It was a dance audition, for a venue that shall remain nameless, with a choreographer who will go down in my personal history as the most *ahem* artistic man I have yet to encounter.
I knew a good chunk of the dancers there, so after signing in, handing over our headshots and resumes, and receiving out name-tag stickers, we were all hanging out, stretching and what not. The din of catching-up chatter and vigorous warming-up was interrupted when the choreographer wandered into our midst and, without saying anything, started doing a tiny dance.
Gradually people caught on to what was happening and tried to follow along. However, instead of facing away from us, as is customary, he danced looking straight at us, causing much confusion and cockamamie attempts to reverse the choreography to match what he was doing.
Finally he stopped, sighed, and announced in a vague European accent,
"I vill demo this for you, but do not copy me. You must make it your own."
So, he demos the combination, and immediately the room is in a frenzy of music and dancers all doing the combo in their own unique way. Different facings, different timings, all manner of leg and arm variations. We dance non-stop, trying to figure out what he wants, hoping he'll notice us.
Finally, he stops everyone and sighs exasperatedly,
"Vell, I vill be honest. You're simply ruining my choreography. Ruining it. You are all late and are doing nothink about it! I can't help you if you do not get on the horse and ride it. You must ride the horse!"
So, again, the cacophony of music and dancing begins again, only manic this time. Everyone dancing as fast as they can, trying to passionately ride the horse. The choreographer divides us up into groups, motions for us to begin, and then wanders away to talk to other dancers, completely ignoring the poor souls who were dancing their hearts out.
Finally, after all the groups have gone, he announces that he would like to see solos,
"But only if you truly desire."
Obviously, everyone wants the job. So everyone desires to do a solo. So we stand there. For an hour. While every single dancer does a solo.
You can imagine that this became tedious very quickly. Luckily, the choreographer extraordinaire would periodically hurl scandalous insults, temporarily rekindling our interest. At one point, he stopped a poor guy in the middle of his passionate, horse riding solo to tell him that he "vas making the choreography look very flat".

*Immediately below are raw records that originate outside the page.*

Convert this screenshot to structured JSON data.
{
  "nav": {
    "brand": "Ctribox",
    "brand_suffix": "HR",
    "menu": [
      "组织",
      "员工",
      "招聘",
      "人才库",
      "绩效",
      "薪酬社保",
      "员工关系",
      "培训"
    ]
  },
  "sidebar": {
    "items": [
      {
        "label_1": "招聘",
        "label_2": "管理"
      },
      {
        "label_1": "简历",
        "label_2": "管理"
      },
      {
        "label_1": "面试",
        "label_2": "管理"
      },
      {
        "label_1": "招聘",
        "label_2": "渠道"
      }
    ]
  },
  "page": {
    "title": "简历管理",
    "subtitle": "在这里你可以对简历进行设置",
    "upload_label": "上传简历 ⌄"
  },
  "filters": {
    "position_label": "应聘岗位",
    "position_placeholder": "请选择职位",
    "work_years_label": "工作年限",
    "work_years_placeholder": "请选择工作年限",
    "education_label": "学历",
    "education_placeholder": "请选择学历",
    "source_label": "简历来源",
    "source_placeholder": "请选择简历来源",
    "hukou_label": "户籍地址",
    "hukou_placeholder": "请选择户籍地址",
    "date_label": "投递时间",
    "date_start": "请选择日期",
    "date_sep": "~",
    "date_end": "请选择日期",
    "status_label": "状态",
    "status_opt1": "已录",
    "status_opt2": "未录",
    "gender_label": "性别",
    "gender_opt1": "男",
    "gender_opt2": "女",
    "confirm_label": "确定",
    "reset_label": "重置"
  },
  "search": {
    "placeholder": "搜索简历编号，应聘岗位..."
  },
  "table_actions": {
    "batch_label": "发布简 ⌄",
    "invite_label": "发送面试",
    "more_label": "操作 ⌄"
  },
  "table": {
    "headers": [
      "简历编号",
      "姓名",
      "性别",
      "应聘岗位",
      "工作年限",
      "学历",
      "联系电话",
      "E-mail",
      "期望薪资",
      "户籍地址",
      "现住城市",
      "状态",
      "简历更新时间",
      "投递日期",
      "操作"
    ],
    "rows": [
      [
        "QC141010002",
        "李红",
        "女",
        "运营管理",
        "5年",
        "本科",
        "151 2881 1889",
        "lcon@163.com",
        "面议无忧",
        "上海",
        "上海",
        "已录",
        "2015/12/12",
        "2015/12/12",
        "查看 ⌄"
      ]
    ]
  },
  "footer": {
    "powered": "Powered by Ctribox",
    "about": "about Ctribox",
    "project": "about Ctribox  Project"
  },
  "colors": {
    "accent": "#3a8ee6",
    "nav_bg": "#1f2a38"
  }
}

Eventually, after everyone's solo desires had been met, he let us go. And the dancers of Seattle wandered out into the street in a collective daze, with hopes dashed and egos wilting.
It's a strange profession.